New technological challenges have been posed by future space missions such as Mars Science Laboratory, to study the climatic conditions of those planets that are worthy candidates for astrobiological study. The importance of studying the possibility of the existence of some form of life in planetary exploration has given a new impetus to the study of those climatic variables.
Knowledge of the climate and in-situ study on those planets gives accurate information of the value range of the main meteorological variables: pressure and its temporal evolution, ground temperature, air temperature, wind speed and direction, sun radiation.

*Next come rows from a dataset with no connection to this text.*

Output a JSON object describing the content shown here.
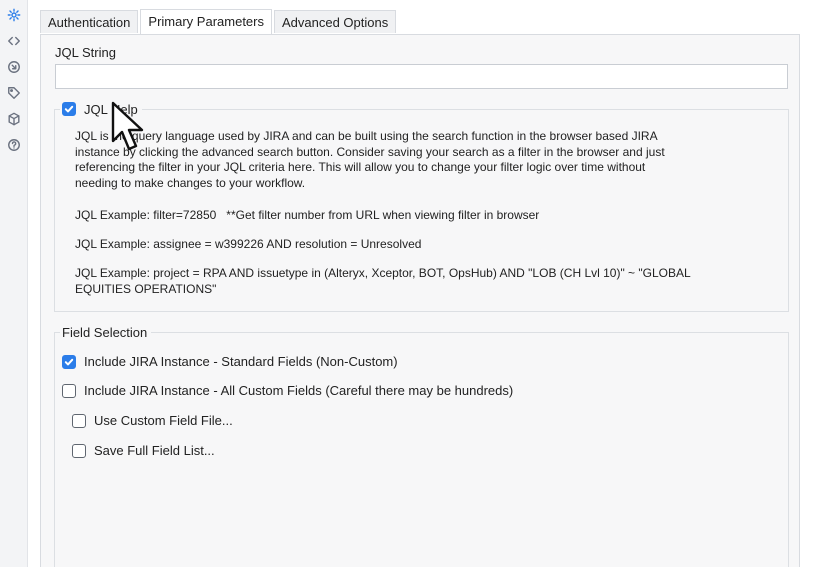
{
  "tabs": [
    {
      "label": "Authentication",
      "selected": false
    },
    {
      "label": "Primary Parameters",
      "selected": true
    },
    {
      "label": "Advanced Options",
      "selected": false
    }
  ],
  "rail_icons": [
    "gear-icon",
    "code-icon",
    "arrow-circle-icon",
    "tag-icon",
    "cube-icon",
    "help-icon"
  ],
  "jql": {
    "label": "JQL String",
    "value": ""
  },
  "help": {
    "checkbox_label": "JQL Help",
    "checked": true,
    "paragraph_lines": [
      "JQL is the query language used by JIRA and can be built using the search function in the browser based JIRA",
      "instance by clicking the advanced search button. Consider saving your search as a filter in the browser and just",
      "referencing the filter in your JQL criteria here. This will allow you to change your filter logic over time without",
      "needing to make changes to your workflow."
    ],
    "example1": "JQL Example: filter=72850   **Get filter number from URL when viewing filter in browser",
    "example2": "JQL Example: assignee = w399226 AND resolution = Unresolved",
    "example3_lines": [
      "JQL Example: project = RPA AND issuetype in (Alteryx, Xceptor, BOT, OpsHub) AND \"LOB (CH Lvl 10)\" ~ \"GLOBAL",
      "EQUITIES OPERATIONS\""
    ]
  },
  "field_selection": {
    "title": "Field Selection",
    "options": [
      {
        "label": "Include JIRA Instance - Standard Fields (Non-Custom)",
        "checked": true
      },
      {
        "label": "Include JIRA Instance - All Custom Fields (Careful there may be hundreds)",
        "checked": false
      },
      {
        "label": "Use Custom Field File...",
        "checked": false
      },
      {
        "label": "Save Full Field List...",
        "checked": false
      }
    ]
  },
  "colors": {
    "accent": "#2b7de9",
    "panel_bg": "#f7f7f8",
    "border": "#d8dbe0"
  }
}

With this information and additional scientific studies it can be studied the feasibility of life subsistence and the possibility of sending manned missions to those planets.
The experience shows the need for testing flight sensors in environments as close as possible as to what they will find in the future on the surface of those planets. The need to develop such an ambitious camera that covers such a broad spectrum of applications has forced us to use both our engineering expertise and our imagination.

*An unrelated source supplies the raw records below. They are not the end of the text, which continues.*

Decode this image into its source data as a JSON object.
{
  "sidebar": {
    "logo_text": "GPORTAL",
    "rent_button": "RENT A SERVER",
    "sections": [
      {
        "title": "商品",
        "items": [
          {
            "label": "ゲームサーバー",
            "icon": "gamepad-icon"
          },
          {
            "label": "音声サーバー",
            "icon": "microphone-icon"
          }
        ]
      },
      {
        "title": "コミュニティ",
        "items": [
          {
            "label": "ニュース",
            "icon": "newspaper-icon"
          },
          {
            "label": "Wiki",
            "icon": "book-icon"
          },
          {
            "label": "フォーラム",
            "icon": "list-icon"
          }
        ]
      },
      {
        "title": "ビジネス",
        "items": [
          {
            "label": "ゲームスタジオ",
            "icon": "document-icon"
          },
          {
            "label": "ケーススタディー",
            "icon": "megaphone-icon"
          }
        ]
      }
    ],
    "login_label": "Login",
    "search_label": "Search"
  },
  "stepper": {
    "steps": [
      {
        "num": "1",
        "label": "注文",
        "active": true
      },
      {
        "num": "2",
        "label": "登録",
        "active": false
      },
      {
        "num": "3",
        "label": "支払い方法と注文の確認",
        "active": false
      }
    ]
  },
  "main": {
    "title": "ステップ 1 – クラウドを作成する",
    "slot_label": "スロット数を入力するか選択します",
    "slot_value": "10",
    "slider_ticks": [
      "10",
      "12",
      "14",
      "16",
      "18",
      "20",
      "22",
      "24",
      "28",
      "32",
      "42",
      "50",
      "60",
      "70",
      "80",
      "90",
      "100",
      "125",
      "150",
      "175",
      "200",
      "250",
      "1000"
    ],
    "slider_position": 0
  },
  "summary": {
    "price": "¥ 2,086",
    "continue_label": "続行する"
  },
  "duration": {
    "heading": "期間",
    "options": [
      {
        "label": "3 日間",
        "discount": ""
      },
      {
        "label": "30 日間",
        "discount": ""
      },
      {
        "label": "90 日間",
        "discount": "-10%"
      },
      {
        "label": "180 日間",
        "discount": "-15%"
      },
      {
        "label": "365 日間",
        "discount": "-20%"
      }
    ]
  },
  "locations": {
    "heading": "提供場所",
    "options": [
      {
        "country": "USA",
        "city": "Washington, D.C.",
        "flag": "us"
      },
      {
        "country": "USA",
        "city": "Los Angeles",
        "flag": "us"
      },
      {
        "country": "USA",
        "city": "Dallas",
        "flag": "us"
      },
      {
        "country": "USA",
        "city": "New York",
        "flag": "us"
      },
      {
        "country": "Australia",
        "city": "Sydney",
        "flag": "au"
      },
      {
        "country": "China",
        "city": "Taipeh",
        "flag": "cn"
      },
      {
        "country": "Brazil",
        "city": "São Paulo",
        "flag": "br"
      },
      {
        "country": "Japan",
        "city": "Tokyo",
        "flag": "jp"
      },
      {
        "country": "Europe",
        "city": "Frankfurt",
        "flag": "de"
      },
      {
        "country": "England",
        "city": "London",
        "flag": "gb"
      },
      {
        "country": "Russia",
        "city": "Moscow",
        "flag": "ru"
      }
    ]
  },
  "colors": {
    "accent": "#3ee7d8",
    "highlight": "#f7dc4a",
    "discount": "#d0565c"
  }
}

Our vacuum chamber consists of two sub-chambers: Main Chamber or Atmospheric Chamber (CA) and the Secondary Chamber or Dust Chamber (CP). In order to attain our goals, we designed specifically a sample holder , the temperature sensor and the generator of dust. .
The simulation chamber is versatile for different experiments that allow the calibration of new electronic devices.

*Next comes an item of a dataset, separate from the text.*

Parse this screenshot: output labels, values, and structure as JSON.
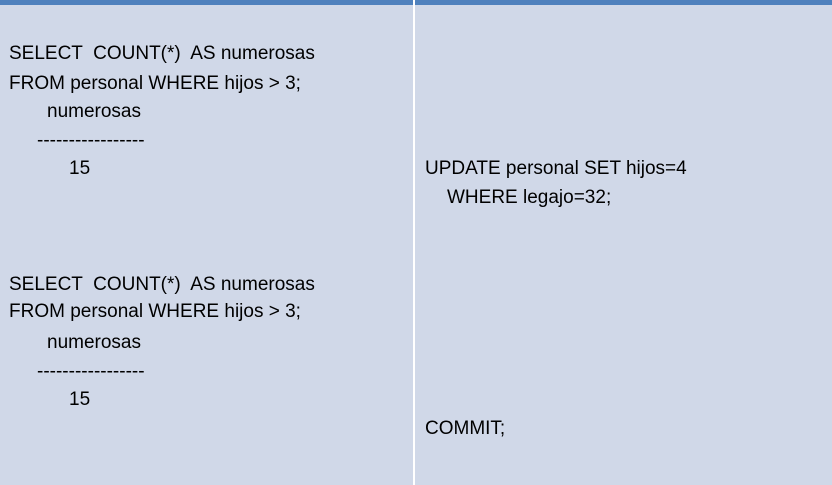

The variables that must be controlled are the following:
- Indepent control of subchambers total pressure.
- Partial gas pressure (gas composition, including relative humidity)
- Environmental and Local Temperature.
- Mars dust.
- Ultraviolet radiation.
- Solar Radiation (on the visible range to take pictures with different origins of solar rays).
Restrictions on the vacuum chamber are given by the environmental conditions on Mars.
- Gas composition: The composition is essentially: carbon dioxide (95.3%) with 2.7% nitrogen, 1.6% argon and traces of oxygen (0.15%) carbon monoxide (0.07% ) and water vapor (0.03%)
- Total pressure: 1 to 7mbar
- Temperature: From 150 ° K to 280 K (the temperature at the surface depends on the latitude and shows seasonal variations. The average surface temperature is about 218 K (-55 ° C). The diurnal variation in temperature is very high, as befits an atmosphere as tenuous. The daytime maximum in the equator in summer can reach 290 ºK or more, while the evening peak can easily reach 200 ° K. In the polar caps, winter temperatures can drop to 140 °K.)
- Martian dust, particles of iron and other metals, composition of Martian Analogues.
- Simulation of wind storms.
Dust raining inside simulation chambers
Dust over REMS UVS